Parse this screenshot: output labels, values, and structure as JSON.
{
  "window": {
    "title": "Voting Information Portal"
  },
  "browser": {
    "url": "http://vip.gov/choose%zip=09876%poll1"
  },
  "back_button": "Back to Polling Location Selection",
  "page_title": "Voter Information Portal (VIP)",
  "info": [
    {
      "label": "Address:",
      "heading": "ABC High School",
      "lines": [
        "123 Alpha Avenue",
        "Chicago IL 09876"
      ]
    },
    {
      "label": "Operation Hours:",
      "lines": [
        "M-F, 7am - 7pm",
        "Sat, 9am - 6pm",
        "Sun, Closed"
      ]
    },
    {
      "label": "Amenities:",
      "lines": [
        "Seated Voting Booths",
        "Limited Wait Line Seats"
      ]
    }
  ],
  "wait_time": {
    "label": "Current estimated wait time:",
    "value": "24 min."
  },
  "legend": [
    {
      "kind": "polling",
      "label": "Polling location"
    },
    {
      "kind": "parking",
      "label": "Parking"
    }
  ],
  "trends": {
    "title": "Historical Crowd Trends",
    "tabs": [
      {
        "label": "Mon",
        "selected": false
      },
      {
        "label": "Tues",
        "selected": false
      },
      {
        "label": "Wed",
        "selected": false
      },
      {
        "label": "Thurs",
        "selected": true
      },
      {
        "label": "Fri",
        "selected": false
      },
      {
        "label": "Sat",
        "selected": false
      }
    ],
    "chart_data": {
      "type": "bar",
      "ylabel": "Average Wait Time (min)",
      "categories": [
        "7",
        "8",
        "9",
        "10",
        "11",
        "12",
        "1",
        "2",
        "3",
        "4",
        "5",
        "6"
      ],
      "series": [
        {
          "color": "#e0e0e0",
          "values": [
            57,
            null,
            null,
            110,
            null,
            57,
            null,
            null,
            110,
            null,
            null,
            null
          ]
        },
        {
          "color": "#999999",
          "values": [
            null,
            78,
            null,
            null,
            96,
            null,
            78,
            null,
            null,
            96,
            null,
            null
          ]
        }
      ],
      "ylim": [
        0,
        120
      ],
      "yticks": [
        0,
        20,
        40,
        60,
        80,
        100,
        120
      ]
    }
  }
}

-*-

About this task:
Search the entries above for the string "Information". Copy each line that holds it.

Result:
    "title": "Voting Information Portal"
  "page_title": "Voter Information Portal (VIP)",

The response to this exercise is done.